|Author(s):||Colquhoun, Kathleen Mary|
|Doctoral Committee Chair(s):||Hibbard, Caroline|
|Department / Program:||History|
|Degree Granting Institution:||University of Illinois at Urbana-Champaign|
|Subject(s):||Religion, History of
|Abstract:||James VII & II sat on the throne of Scotland, England and Ireland for three and a half years. But by the time he ascended the throne, he had already had personal experience in governing Scotland, first personally, in Edinburgh from late 1679 through 1682, then from London for the remainder of Charles II's reign. A Roman Catholic, James, duke of York was successful and popular in that traditionally Presbyterian country and was able to build up a solid core of loyal support for the monarchy and for himself. The manner in which he did this is one of the subjects of this work.
James' inability to capitalize on the support he enjoyed in Scotland is the second main focus of this study. After his accession to the throne as James VII & II, the king came to rely almost completely on James Drummond, earl of Perth and his brother John Drummond, earl of Melfort in his government of Scotland. These two men--fiercely loyal, ambitious, bigoted--converted to Catholicism in 1685 and alienated all those in Scotland who earlier had worked with and supported James. By 1688, this alienation, combined with the James' determination to gain councils that would support his plan to restore Catholics to full citizenship, weakened the Scots' attachment to the king. In the face of William of Orange's invasion of England, James' earlier strength in Scotland was to prove meaningless.

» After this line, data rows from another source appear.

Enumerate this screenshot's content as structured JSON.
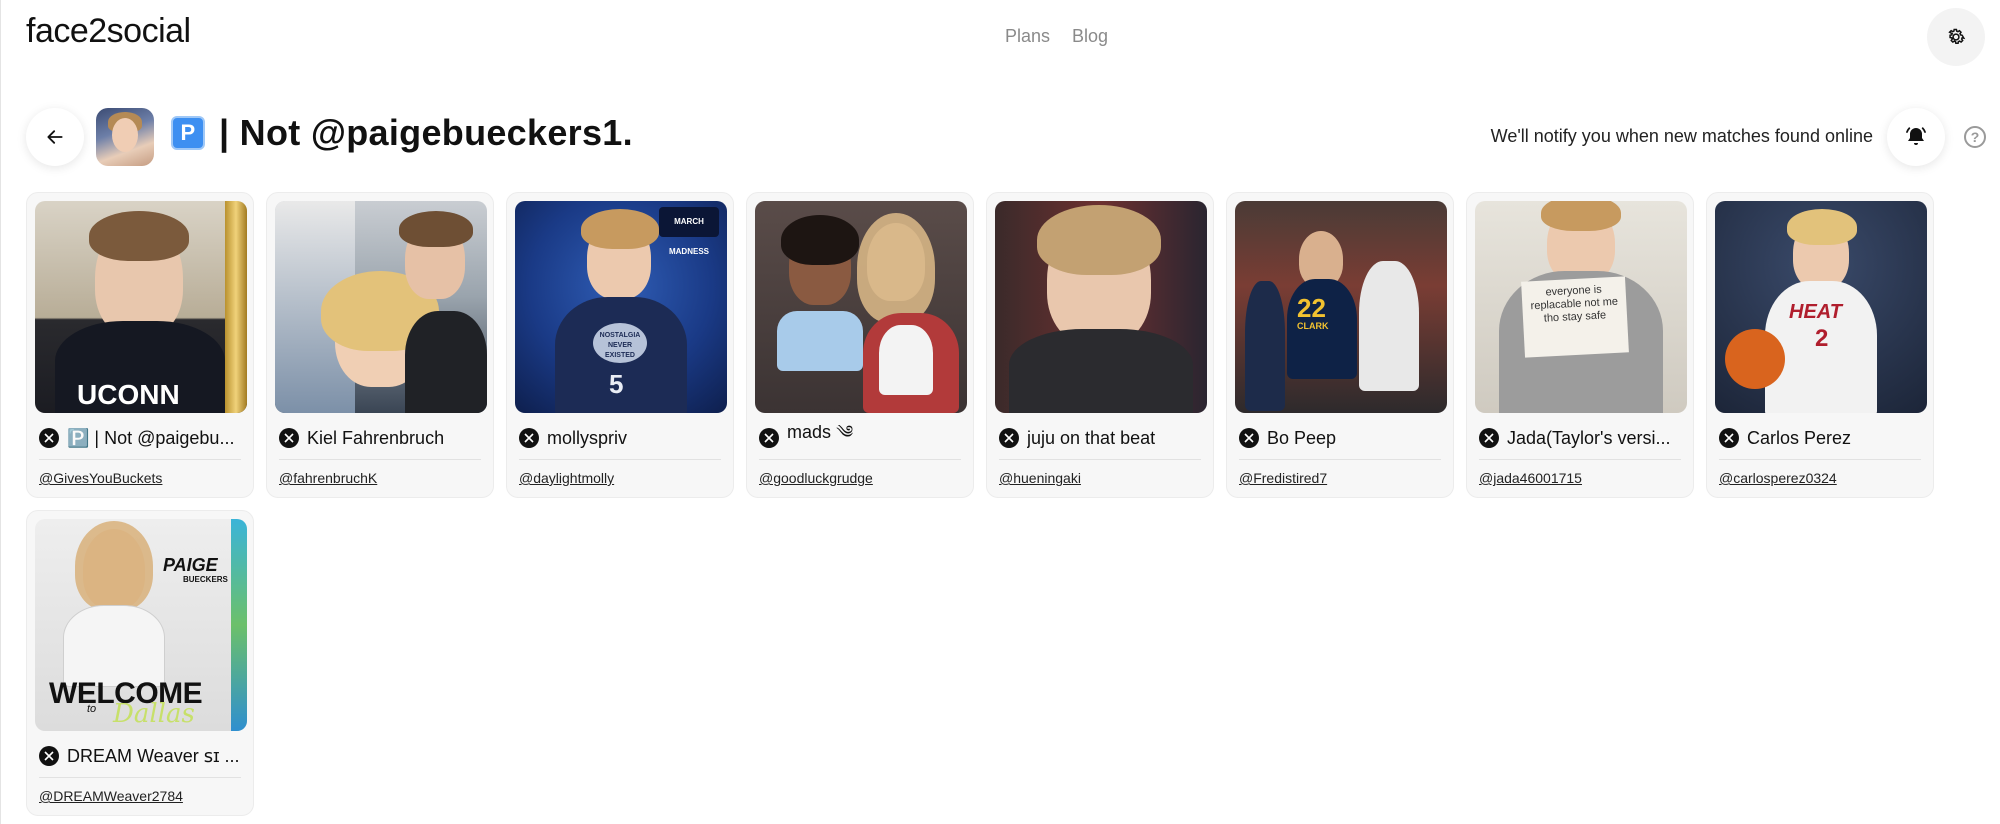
{
  "brand": "face2social",
  "nav": {
    "plans": "Plans",
    "blog": "Blog"
  },
  "profile": {
    "badge": "P",
    "title": "| Not @paigebueckers1."
  },
  "notify_text": "We'll notify you when new matches found online",
  "help_label": "?",
  "icons": {
    "settings": "gear-icon",
    "back": "arrow-left-icon",
    "bell": "bell-icon",
    "help": "question-circle-icon",
    "platform": "x-logo-icon"
  },
  "matches": [
    {
      "name": "🅿️ | Not @paigebu...",
      "handle": "@GivesYouBuckets",
      "has_badge": true
    },
    {
      "name": "Kiel Fahrenbruch",
      "handle": "@fahrenbruchK"
    },
    {
      "name": "mollyspriv",
      "handle": "@daylightmolly"
    },
    {
      "name": "mads ༄ؘ",
      "handle": "@goodluckgrudge"
    },
    {
      "name": "juju on that beat",
      "handle": "@hueningaki"
    },
    {
      "name": "Bo Peep",
      "handle": "@Fredistired7"
    },
    {
      "name": "Jada(Taylor's versi...",
      "handle": "@jada46001715"
    },
    {
      "name": "Carlos Perez",
      "handle": "@carlosperez0324"
    },
    {
      "name": "DREAM Weaver ꜱɪ ...",
      "handle": "@DREAMWeaver2784"
    }
  ],
  "thumb_text": {
    "card0_jersey": "UCONN",
    "card2_badge": "MARCH MADNESS",
    "card2_sign": "NOSTALGIA NEVER EXISTED",
    "card2_number": "5",
    "card5_number": "22",
    "card5_name": "CLARK",
    "card6_sign": "everyone is replacable not me tho stay safe",
    "card7_team": "HEAT",
    "card7_number": "2",
    "card8_name": "PAIGE",
    "card8_sub": "BUECKERS",
    "card8_welcome": "WELCOME",
    "card8_to": "to",
    "card8_city": "Dallas"
  }
}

Thesis (Ph.D.)--University of Illinois at Urbana-Champaign, 1993.
|Date Available in IDEALS:||2014-12-17|